On the insurance side, Blue Cross controls more than 75 percent of the individual and small-group health insurance market. Those are the populations that will buy insurance on the state’s new market, Vermont Health Connect. In 2014, Vermonters buying insurance independently or via businesses with 50 or fewer employees are legally mandated to purchase coverage through this market.
Robin Lunge, director of Health Care Reform for the Shumlin administration, said Vermont’s guaranteed issue and community rating policies drive up premiums. The state’s guaranteed issue policy ensures that people receive health insurance for pre-existing conditions, and its community rating policy requires that all insurers charge patients the same rate for the same insurance policies.
“When you look at Vermont and compare it to other states that are coming into ACA compliance now, what you will see is Vermont’s covered population is more expansive, and so our uninsured rate is lower,” Lunge said. “We are covering a more diverse group of population than most other states, and that means a wider age range and a wider range of people with varying health conditions.”
Since the state requires insurers to cover Vermonters with serious health care needs, this drives up the cost of insurance for the risk pool.
Vermont also has the second-oldest population in the country, with a median age of 42.4 years old. The actuarial logic follows that older people require more health care. Since Vermont’s system doesn’t discriminate based on age, the older population is a driver of higher premiums.
Cynthia Cox is a health care economist at the Kaiser Family Foundation who co-authored a recent report comparing premiums in the new health insurance marketplaces. For a 40-year-old, Kaiser’s analysis found that Vermont has among the highest premiums in the country.
“Younger people will have higher premiums in Vermont than they might if they lived elsewhere, whereas older people might have lower premiums than if they lived elsewhere,” she said.
A Manhattan Institute analysis shows that Vermont’s premiums are going up as much as 133 percent for individuals in their 20s, while New York’s are dropping 29 percent. New York also has a community-rated system, but its demographics are different and its population is much larger.
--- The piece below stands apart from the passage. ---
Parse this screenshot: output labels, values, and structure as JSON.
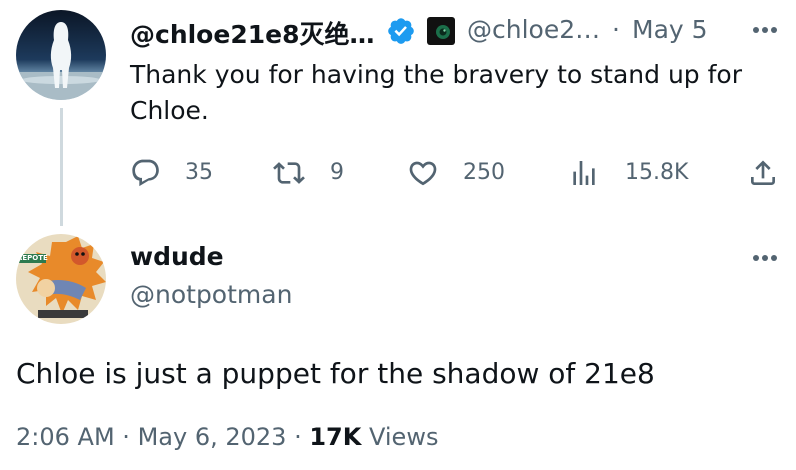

The Manhattan Institute compared the average of the least five expensive plans before the Affordable Care Act to the average of the least five expensive plans under the Affordable Care Act on a state-by-state basis.
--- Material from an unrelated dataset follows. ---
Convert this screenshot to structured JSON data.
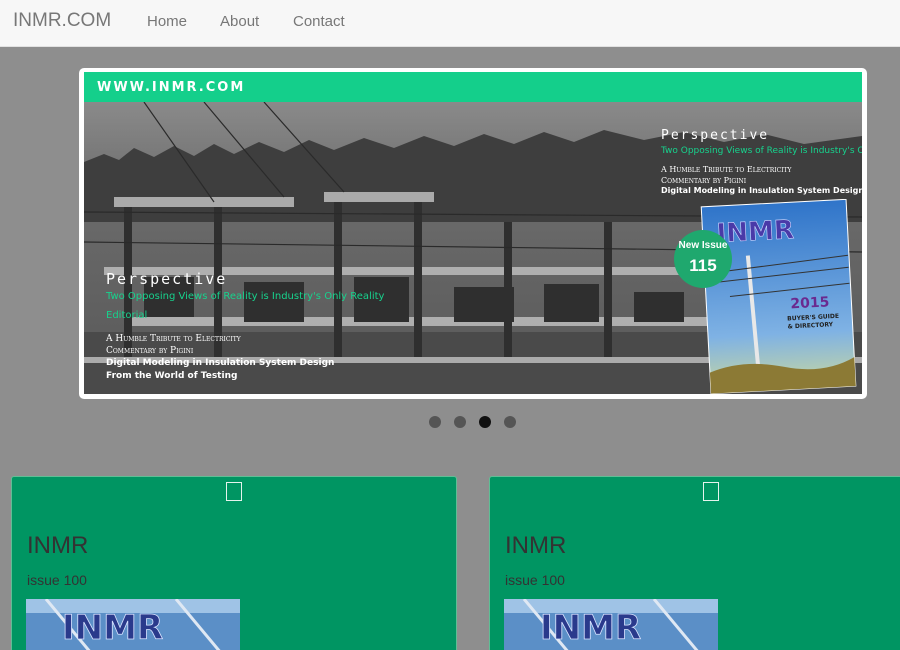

Both Cox and Blumberg said their organizations are not planning to run such analyses juxtaposing pre-Obamacare plans with new ones because it would be like comparing apples to oranges.